The area, which includes 14 homes and one vacant lot, has been designated as a historic district on the national level since 1975, according to Brian Binzer, director of development services, but a local distinction further sets Kennesaw Avenue apart.
The commission is about halfway through the process for gaining the local recognition, Binzer said. They’ve adopted guidelines that spell out the improvements residents can make to homes within the district.
Now the decision lies with the 14 homeowners inside the district, who will vote on whether they want their homes to be in a historic district.

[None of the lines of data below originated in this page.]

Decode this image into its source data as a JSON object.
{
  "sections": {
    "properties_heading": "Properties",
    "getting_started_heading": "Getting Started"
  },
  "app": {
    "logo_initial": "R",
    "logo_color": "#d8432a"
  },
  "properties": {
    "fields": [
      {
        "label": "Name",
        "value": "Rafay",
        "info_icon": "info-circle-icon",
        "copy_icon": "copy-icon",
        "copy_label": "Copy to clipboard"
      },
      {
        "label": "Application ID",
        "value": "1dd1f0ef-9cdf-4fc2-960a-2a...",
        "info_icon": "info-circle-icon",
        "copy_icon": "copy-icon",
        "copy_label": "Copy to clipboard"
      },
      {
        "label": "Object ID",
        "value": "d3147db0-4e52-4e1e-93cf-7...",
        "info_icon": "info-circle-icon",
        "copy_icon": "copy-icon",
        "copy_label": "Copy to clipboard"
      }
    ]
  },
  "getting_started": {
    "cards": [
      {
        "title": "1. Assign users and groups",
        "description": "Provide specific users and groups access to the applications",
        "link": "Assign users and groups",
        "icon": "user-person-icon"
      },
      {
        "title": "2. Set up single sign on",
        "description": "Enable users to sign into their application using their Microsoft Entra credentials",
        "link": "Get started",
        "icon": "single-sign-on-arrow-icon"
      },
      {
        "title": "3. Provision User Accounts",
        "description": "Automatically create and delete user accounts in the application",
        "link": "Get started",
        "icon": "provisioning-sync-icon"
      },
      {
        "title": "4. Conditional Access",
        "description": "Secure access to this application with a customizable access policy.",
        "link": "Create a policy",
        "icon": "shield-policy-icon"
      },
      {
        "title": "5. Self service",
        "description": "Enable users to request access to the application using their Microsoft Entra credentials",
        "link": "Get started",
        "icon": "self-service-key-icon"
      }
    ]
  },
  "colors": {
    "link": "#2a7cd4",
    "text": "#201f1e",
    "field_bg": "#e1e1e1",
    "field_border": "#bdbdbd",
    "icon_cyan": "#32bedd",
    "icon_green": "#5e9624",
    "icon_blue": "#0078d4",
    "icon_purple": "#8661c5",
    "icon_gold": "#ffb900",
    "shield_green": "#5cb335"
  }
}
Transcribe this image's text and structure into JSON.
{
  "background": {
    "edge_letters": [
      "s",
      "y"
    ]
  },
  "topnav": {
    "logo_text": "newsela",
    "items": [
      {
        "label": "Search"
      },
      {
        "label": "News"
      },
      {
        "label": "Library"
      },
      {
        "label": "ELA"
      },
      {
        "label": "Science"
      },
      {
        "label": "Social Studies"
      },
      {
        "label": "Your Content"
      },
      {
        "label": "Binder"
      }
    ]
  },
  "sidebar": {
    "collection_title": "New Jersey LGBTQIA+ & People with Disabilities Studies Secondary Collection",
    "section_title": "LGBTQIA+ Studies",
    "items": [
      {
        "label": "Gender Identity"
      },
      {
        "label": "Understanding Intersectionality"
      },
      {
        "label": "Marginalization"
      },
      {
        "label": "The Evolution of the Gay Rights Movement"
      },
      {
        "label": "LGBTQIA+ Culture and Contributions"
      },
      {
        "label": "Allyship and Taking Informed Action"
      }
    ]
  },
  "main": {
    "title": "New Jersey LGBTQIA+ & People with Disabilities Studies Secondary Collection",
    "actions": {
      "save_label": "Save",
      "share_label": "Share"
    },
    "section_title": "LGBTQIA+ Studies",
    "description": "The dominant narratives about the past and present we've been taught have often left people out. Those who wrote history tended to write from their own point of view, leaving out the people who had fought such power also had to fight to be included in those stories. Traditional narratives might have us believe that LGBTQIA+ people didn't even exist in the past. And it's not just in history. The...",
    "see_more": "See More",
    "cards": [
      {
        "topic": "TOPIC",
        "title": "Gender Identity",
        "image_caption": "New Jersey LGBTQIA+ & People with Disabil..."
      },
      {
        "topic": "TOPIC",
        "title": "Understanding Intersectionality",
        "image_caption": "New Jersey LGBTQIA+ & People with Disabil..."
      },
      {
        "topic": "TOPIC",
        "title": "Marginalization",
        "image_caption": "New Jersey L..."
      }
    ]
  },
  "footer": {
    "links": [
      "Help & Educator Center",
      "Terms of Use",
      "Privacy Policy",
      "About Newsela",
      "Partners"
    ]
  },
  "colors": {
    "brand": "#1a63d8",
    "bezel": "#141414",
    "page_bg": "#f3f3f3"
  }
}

If 60 percent vote yes, and the city council approves, it’s a go.
David Irwin, an attorney and judge, built Oakton, the oldest building in the district, in 1838.
Kennesaw Avenue also has the Archibald Howell house and Tranquilla, both built in the late 1840s in Greek revival style, according to city files.
The area also encompassed the Marietta Knitting Co., Glover Machine Shop, Brumby Chair Co., McKneel Marble Co. and Bell Aircraft Corp., now Lockheed Martin.
“It’s an overall benefit for the city,” Binzer said. “It creates an area that is protected as the properties are improved upon, and any improvements within the area will stay historic.
“Studies across the nation show property values typically rise, or at least are stabilized, where local historic districts and design guidelines are established,” Binzer said.
Homeowners also would have peace of mind knowing neighbors can’t do anything to take away from their property’s value, Binzer said. They would also be eligible for tax credits, he said, when restoring historic buildings.
The commission is looking at starting the homeowner voice process in the next month, Binzer said.